He says that when he goes live on social media to announce a "drop", it's not unusual to get 20-30 orders within the first five minutes. He bakes the cookies, announces that they'll be ready at one of the two Revolution Ice Cream locations, and then people eagerly swarm the stores to pick-up their orders.
"It's awesome to see the loyalty. We have people who order every week. When my wife and I got married we announced that we wouldn't be making cookies for a few months, and people ordered five, six packs-- that's like 30 cookies for one person."
When asked about what makes the treats so noteworthy: "You can eat one half of our cookies and you're full. Each cookie weighs half-a-pound and they're weighed and made by hand-- by me and my wife."
And his business isn't the only digital bakery that has locals' mouths watering.
Chriss Holliday is the owner of Holliday Bakes, a multi-cultural bakery offering a rotating menu. She was selling her products at her former employer's location but when she left the job (she was allegedly terminated for posting on social media in support of Black Lives Matter), she began baking full-time with the help of her community.
"People are really engaged with me on Facebook. They order, they comment on my personal posts, they give thoughts on what they want to see next-- it lets me be really responsive as a business owner."
Holliday Bakes is known for its "Weekly Unfamiliar"-- a new, limited-time treat that showcases the flavors and style of a different region. Last week's feature was beignets from New Orleans. This week it's Guyaba Palm-Tarts, a treat honoring a fruit commonly used in the Carribean and South America.
"I like exposing people to new tastes and combinations. It opens their worlds to something new, and it lets me be creative at the same time."

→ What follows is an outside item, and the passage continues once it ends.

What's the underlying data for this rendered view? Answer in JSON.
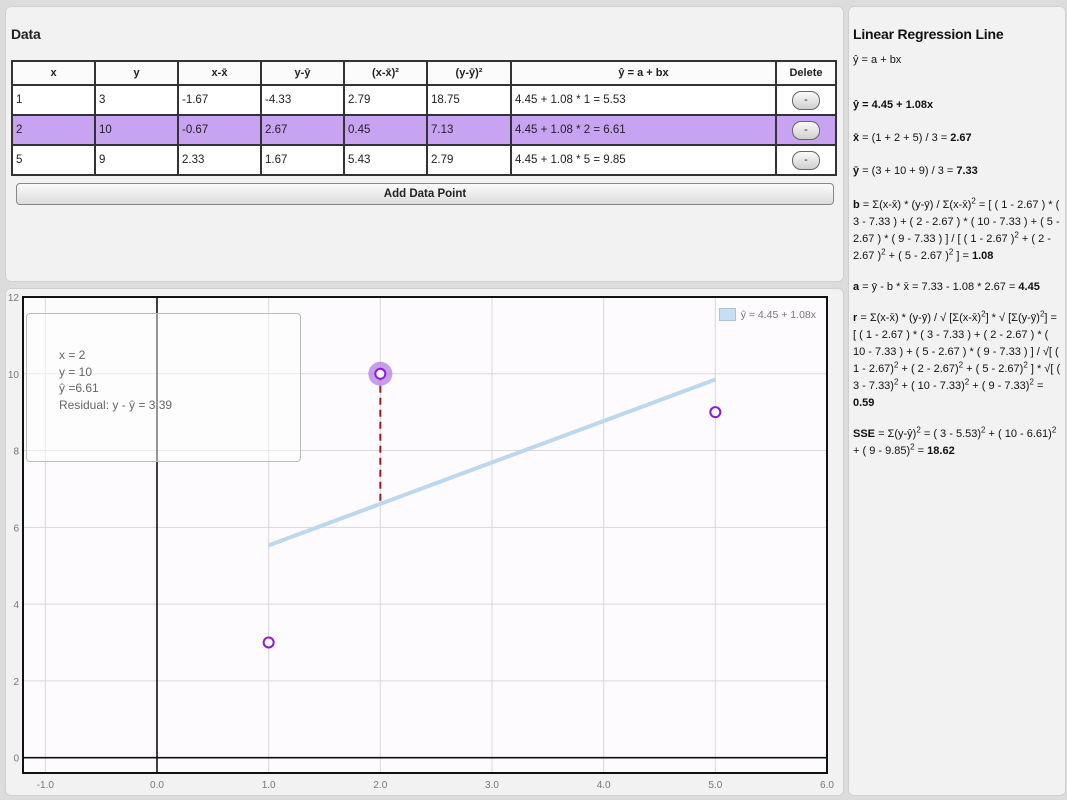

Chriss's next pop-up is in a few weeks at The King of The Coop on Florida Avenue. "People watch for the pop-up announcements so they know when they can get their next hit but if they don't order in person, they can always order through my website, and we arrange for delivery. I don't mind being flexible."
And while Matt's Fat Cookies and Holliday Bakes were both born in Tampa, another digital bakery just came from a different "headquarters": Miami.
Seidy Sleiman owns Seidy's Bakery and while she's been baking since she was a child and began her shop while living in Miami in 2014, she's been a Tampa resident for two years, and the growth of her audience (in both cities) is still going strong.
"People usually buy from me for special occasions, but I've embraced being virtual and having people order smaller quantities."
Seidy is known for her fun personality and decadent desserts, and since she works in the heart of downtown Tampa during the day, her desserts are a favorite among professionals in the area looking for an afternoon sugar rush.
When asked about whether she has goals of opening a storefront, she says, "I want to take it to the next step and have a physical bakery where people can come and have coffee dates!"
But Chriss and Matt aren't in any rush.
While Chriss is currently working on opening her physical location, Matt's Fat Cookies is enjoying the community and flexibility that comes along with a virtual operation.
"Having a storefront would be awesome," Matt admits. "But it's also cool that it's become really exclusive. You have to buy and pick-up on a certain day... and to do that, it's almost like you're a part of this [super exclusive] club. The support's been amazing."